What was your first comic, how was the feedback and how much did you earn from it, if anything?

The first story I created was “The Apprentice” about a young man who worked for a bullying butcher. One night, in the finest EC tradition, they are working late together and the apprentice decides to kill his tormentor. He bones the corpse out and grinds him into burgers distributing them around the town. One night in panic he runs and finds himself hungry. He eats one of the burgers forgetting the origin and suddenly starts to convulse. A woman hears screams from a dark alley and runs down to find the apprentice lying there with two arms ripped out of his stomach strangling him. The final text read, “Bob’s stomach was settled!” I went on to create a professional 6 part series for Harrier Comics called Shock Therapy in 1986. I was paid in the region of £300 for writing, editing, drawing most of it and designing a 4-colour cover. It was distributed to America and Canada. I’d love to re-draw some of the stuff but I suppose it stands as testimony to what my work looked like then. I was able to give Stephen Baskerville work and also the first work by Andy Lanning, again who moved on to Marvel and DC.

What past projects have you worked on,

My work appeared in Pssst!, Knockabout Comics, The Alternative Headmaster’s Bulletin, Graphixus , Shock Therapy and The New Funk Times. I have also produced album covers for American Funk artists, related to P-Funk, such as Bootsy Collins, Jerome “Bigfoot” Brailey and Mallia Franklin. I most recently designed the cover for a dance track, “Sunshine Daze”

What are you currently working on and what is your current earnings?

 I am currently working on a long-term project called “Soul Man” which mixes fiction with facts and is an attempt to tell the story of Soul Music through the eyes of a benevolent spirit of Soul City, USA…Soul Man.

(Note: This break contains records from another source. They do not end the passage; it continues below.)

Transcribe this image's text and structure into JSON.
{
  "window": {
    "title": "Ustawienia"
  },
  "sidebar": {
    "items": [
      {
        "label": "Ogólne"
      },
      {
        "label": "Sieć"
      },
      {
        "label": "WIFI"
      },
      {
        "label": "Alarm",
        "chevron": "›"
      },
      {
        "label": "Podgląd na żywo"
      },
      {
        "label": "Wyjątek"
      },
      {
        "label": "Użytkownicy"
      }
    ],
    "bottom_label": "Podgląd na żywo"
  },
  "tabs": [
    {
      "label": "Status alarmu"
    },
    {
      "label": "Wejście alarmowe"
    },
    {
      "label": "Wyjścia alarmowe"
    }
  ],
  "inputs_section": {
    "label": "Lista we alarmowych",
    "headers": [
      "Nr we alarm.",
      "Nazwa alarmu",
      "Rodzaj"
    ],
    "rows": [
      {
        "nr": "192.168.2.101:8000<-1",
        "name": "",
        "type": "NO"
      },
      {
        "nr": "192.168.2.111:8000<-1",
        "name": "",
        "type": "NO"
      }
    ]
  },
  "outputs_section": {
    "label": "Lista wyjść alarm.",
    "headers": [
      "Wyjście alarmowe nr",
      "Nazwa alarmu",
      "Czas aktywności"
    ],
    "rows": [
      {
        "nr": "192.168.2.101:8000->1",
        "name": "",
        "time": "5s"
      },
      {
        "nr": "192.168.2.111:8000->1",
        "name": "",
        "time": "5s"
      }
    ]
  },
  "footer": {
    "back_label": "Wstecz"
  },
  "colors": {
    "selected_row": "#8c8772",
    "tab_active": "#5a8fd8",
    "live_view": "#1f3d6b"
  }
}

I have also been asked to develop some cartoon similar to the Gorillaz group for a new label as well as more work for Jerome Brailey with a project he is working for a Miami artist, Buddha Gonzalez.

I can’t really say what my earning are as a comic artist as I work when asked

Any advice for people wanting to enter the comics field?

Well, following on from that last answer, explore all possibilities, stay with what you know best and never give up. Comics are a unique art form, a hybrid of visual art and the written word. Over the years the field has expanded and evolved. There should be work for everyone, but as in all fields there isn’t. The beauty of it is, though, you can create your own. That way you can cut your teeth, learn how to edit, write, collaborate, distribute. It isn’t easy and sometimes you take a different direction totally unexpectedly. As well as art my other passion has always been Black American music and I was brought up listening to funk and Motown. I answered an advert in a music paper for a fanzine coming out of Germany about P-Funk and I sent them a sketch of George Clinton and Prince. Thayt led to a regular comic strip which led to doing some album covers. It almost lead to Marvel Comics commissioning a P-Funk Graphic Novel but Marvel cut down its operations and scrapped its music based comics. Ironically the try out they gave me to do was to write a synopsis around one Ozzy Osbourne. Ah, if only…..